Find the lines holding the string "Страница" in the data, then copy all of them.

START SOURCE MATERIAL

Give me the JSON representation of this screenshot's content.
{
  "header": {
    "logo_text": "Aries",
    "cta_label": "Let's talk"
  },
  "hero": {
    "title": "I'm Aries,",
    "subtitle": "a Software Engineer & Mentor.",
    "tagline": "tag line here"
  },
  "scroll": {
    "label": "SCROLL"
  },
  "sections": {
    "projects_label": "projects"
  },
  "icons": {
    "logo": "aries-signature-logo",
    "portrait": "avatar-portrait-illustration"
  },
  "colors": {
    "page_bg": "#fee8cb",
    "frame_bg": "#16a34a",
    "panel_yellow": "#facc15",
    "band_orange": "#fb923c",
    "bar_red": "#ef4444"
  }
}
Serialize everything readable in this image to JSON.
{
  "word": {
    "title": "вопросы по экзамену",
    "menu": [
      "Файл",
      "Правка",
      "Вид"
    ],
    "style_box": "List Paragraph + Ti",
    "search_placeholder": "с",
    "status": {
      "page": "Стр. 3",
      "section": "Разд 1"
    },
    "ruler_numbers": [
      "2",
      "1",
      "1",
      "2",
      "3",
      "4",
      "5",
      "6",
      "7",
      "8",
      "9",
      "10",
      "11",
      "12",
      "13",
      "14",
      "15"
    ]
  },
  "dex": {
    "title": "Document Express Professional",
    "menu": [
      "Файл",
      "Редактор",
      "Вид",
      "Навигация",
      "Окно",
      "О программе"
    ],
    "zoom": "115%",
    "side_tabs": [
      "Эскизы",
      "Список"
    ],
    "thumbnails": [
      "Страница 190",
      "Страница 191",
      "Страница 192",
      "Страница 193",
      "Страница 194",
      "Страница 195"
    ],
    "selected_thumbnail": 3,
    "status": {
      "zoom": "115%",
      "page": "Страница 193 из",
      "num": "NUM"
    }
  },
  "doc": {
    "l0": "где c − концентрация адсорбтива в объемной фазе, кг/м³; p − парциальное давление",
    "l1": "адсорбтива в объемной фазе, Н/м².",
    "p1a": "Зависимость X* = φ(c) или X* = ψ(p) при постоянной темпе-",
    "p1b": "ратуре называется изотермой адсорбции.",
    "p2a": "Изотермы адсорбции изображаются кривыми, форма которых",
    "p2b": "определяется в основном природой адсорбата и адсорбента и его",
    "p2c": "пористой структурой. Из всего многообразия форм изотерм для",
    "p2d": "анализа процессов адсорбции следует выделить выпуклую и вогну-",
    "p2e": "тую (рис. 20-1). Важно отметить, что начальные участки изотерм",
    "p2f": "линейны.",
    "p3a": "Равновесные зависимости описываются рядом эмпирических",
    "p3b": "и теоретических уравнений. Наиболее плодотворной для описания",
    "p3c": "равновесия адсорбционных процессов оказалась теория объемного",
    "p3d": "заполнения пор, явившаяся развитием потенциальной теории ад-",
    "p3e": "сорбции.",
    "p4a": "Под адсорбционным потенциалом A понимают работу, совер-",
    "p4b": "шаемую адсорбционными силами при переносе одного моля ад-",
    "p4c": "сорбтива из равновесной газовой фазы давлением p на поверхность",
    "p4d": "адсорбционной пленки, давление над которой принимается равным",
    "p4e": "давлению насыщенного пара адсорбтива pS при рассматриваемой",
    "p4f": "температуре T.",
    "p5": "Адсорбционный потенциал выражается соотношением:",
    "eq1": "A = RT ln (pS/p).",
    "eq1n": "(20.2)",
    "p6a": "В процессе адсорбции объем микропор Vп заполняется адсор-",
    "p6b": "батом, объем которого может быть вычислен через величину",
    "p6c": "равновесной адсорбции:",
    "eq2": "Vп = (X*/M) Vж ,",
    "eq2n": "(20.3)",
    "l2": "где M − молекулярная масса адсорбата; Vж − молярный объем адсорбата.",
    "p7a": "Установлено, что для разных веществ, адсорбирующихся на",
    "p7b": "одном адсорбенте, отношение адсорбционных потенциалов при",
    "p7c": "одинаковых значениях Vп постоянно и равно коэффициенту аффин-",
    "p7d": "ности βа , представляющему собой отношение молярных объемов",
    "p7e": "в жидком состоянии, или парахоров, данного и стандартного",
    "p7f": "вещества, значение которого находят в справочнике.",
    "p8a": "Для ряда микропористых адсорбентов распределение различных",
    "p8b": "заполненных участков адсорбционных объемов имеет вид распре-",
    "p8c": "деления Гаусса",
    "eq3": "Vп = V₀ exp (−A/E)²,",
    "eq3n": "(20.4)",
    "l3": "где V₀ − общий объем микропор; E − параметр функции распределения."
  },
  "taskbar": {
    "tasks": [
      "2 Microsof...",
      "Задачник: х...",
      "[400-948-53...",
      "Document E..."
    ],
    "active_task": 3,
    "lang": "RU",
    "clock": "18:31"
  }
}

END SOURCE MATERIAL

▶ [SOLUTION FOR THIS EXERCISE]:
      "Страница 190",
      "Страница 191",
      "Страница 192",
      "Страница 193",
      "Страница 194",
      "Страница 195"
      "page": "Страница 193 из",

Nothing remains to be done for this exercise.